- Review from LA Review of Books (4.13.15)

"Poignant and profound."
Book Notes for Largehearted Boy (2.27.15)

"Wonderful, timely... Get It While You Can is so much more than a slight book by a guy who loses his guitar. Part memoir, part music criticism, part cathartic exorcism, it's a meditation on suffering and the things we put ourselves through in the name of discovering the best version of ourselves."
Willamette Week review (1.28.15)

"So gorgeously frank you'll be tempted to steal from [it]."
Article in Vancouver B.C.'s Georgia Straight (1.16.15)

- Interview with KRUU Fairfield (6.1.15)
- Interview with Marfa Public Radio (5.26.15)
- Interview with Drunk in a Midnight Choir (5.20.15)
Interview with Eleven Magazine (2.13.15)
Interview on Inessa Podcast (2.10.15)
Interview on Rendered Podcast (2.9.15)
Radio interview on OPB's Think Out Loud (1.27.15)

Nick Jaina's new book Get It While You Can is, as the Los Angeles Review of Books says, "a love song to music and to those who make it and live it." It is a warm, hopeful book about finding freedom and claiming it every day of your life, despite all the traps along the way. Perfect Day Publishing released the book in January of 2015 to voluminous praise.

Excerpts from the book have appeared or are forthcoming in McSweeney's QuarterlyOregon Humanities, Under the Gum Tree, and Portland Mercury.

Jaina's live performance is like an audio scrapbook. He loops together guitar melodies and found sounds and reads passages of his book over them. Potent words hang in the air as a guitar figure echoes out, leaving you time to digest the sentiment. In the middle of this sea of ideas and emotion, Nick breaks the tension by playing a song.

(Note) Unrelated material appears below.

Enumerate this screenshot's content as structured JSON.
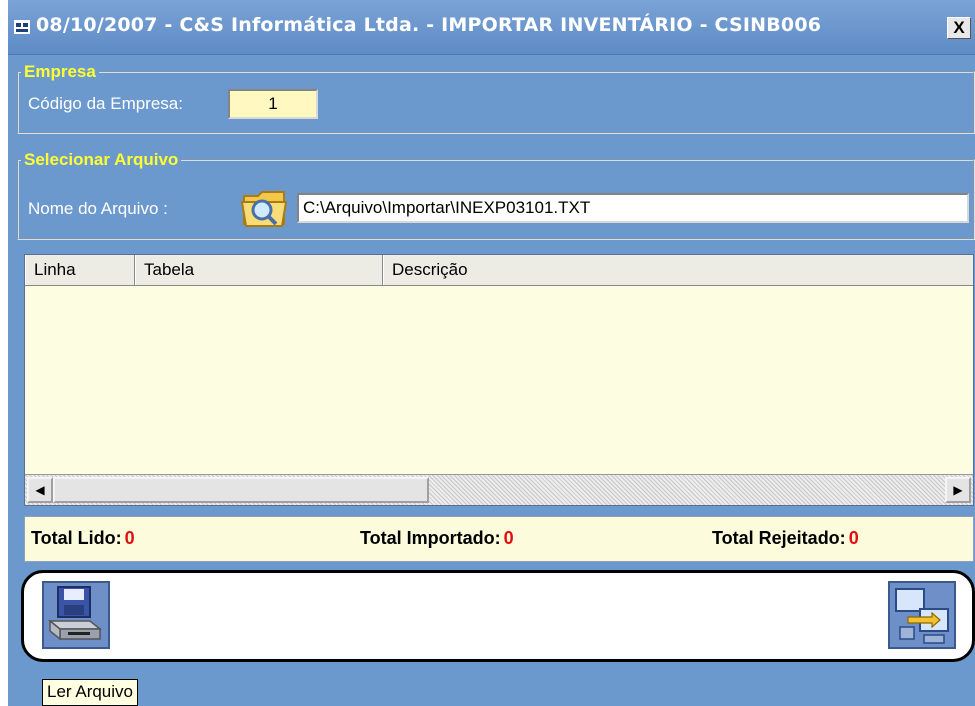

Here is a section from the book, previously posted as an Unsent Love Letter at Somnambulist.



Nick Jaina is a musician and writer from Portland, Oregon.

He has toured the world over the last decade, releasing several albums on HUSH Records and Fluff & Gravy Records. He is a co-founder and musical director of the Satellite Ballet and Collective in New York City, which has collaborated with dancers from the New York City Ballet and Julliard. He has composed soundtracks for feature films and plays.

Get It While You Can is his first book, an impressionistic memoir about a love of music and the world. It has been nominated for a 2016 Oregon Book Award.